After a fairly long and winding paddle, we successfully made it back to our van around 5:30pm.
Our earlier chat with the ranger had brought up another suggestion of a larger boat tour out of the Rainy Lake Visitor Center (about a fifty minute drive north from us). After checking at the weather and the number of available spots left, we decided to just go for it.
So, the next morning (Saturday) we woke up relatively early and made the drive to Rainy Lake to catch our boat tour to Kettle Falls. It was a decent sized boat that was completely full with 50 passengers for the 6 hour adventure.
The boat ride was really cool, you travel about 54 miles through the park out to the old Kettle Falls Hotel. There is a ranger on-board who tells you about the history of the area, points out old mines and where logging towns used to be, and can answer any questions you have.

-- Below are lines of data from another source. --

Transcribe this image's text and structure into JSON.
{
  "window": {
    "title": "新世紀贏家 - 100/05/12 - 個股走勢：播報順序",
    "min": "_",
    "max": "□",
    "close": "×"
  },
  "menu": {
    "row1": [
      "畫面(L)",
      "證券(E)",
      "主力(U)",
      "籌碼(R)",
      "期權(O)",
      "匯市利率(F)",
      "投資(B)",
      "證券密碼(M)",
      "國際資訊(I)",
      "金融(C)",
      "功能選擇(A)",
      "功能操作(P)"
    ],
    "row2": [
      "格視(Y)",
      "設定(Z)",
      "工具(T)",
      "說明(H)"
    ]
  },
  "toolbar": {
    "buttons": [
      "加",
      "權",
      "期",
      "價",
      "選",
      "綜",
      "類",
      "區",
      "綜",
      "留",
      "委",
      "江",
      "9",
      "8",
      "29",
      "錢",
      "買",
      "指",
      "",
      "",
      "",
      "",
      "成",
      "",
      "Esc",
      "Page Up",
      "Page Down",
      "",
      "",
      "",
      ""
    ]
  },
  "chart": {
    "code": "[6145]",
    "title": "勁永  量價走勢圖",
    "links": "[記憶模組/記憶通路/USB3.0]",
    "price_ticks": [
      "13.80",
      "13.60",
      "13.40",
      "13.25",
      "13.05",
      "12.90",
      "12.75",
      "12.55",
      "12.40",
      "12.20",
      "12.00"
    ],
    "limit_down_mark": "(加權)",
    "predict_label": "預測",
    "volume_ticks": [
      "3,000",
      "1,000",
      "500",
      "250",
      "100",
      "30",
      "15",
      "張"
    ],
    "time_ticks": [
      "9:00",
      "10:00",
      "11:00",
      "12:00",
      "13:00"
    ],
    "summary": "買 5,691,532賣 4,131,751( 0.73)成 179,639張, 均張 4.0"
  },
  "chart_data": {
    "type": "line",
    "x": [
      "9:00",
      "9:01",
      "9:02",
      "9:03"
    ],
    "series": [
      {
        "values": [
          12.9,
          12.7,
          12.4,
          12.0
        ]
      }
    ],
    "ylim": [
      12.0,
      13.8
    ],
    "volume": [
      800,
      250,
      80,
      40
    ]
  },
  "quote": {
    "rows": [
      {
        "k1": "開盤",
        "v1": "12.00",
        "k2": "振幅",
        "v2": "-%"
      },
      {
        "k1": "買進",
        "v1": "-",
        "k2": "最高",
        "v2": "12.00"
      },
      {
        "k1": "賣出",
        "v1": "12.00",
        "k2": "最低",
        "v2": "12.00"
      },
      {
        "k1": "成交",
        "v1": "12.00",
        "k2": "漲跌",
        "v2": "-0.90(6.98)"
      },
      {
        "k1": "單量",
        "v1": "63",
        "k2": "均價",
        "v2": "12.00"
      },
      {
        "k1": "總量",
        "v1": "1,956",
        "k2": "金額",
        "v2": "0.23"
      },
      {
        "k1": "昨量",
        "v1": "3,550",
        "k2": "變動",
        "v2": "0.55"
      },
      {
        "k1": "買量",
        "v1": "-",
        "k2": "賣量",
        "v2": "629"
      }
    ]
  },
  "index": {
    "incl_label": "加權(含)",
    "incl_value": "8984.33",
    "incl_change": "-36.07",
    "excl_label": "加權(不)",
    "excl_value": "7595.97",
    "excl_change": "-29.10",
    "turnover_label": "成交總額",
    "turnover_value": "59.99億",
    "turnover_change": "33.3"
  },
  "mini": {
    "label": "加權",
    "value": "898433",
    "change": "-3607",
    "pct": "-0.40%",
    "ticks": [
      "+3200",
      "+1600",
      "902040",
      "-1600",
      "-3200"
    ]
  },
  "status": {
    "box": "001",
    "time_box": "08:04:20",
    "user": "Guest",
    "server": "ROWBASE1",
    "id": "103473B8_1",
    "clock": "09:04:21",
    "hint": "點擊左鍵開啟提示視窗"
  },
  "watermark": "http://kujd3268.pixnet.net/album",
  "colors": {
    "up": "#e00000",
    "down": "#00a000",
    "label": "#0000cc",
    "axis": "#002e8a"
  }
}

On the boat we met Marea and Joe, a couple about our age from Seattle! They have been cruising around in their fifth wheel and happened to be at the same campground as us! Small world.
Once at Kettle Falls you are able to get off the boat and check out the dam and eat lunch at the old hotel. The hotel is pretty entertaining with and incredibly uneven bar room floor and tiny little rooms that you can still stay in today!
After walking around and having lunch we boarded the boat for our return trip. Although the boat ride was not the most thrilling or active adventure we have done it was a great way to see a large portion of the park, so we were happy to have done it! But, if you have more time… renting a Rainy Lake houseboat looked pretty cool!
That evening we worked out at the campsite and hung out with Marea and Joe for a bit which was a nice change of pace! Normally evenings are just Joe and me!
On our walk back to our site we had a brief encounter with a skunk, narrowly escaping its spray as we headed to bed for our last night at the Woodenfrog.
We had decided, per the recommendation of several Minnesotans, to head to Ely and the Boundary waters for a few days. The drive was beautiful, winding through lakes and fall foliage before arriving at the Fall Lake Campground.
Now this campground was not by any means crowded, but compared to Woodenfrog it was packed! We picked a spot atop the hill that had a peak of lake view. There were some really cool spots that had full lake views, but they were all taken. Another perk, we had great cell reception so we were able to make this our office for the next few days.
We spent most of our days here working and working out, but we also rented a canoe from the campsite. Putting in just down from our site we paddled the afternoon around Fall Lake.
It was quiet, with smooth water, colorful leaves and more loons. Our short time here and brief paddling definitely made me want to come back for some more extensive back country trips.
Monday night we headed into town to watch the Seahawks game at a local brew pub. Not a great game, but we did have some tasty food! Tuesday was another work day and we got out in the canoe one more time for a quick afternoon paddle down the other end of Fall Lake.
The weather changed like crazy while we were in the Boundary Waters, 84 on Sunday and leveling out to high 50s the rest of our time. Both of us enjoyed our time in Nothern Minnesota, I love the fall and it definitely felt like it had arrived and Joe just loves being near fresh water lakes. I think we both felt grounded and refreshed being back in the van.
We set off Wednesday afternoon for a three hour drive to Grand Marais and our fifteenth park, Isle Royale! You can read about that adventure here.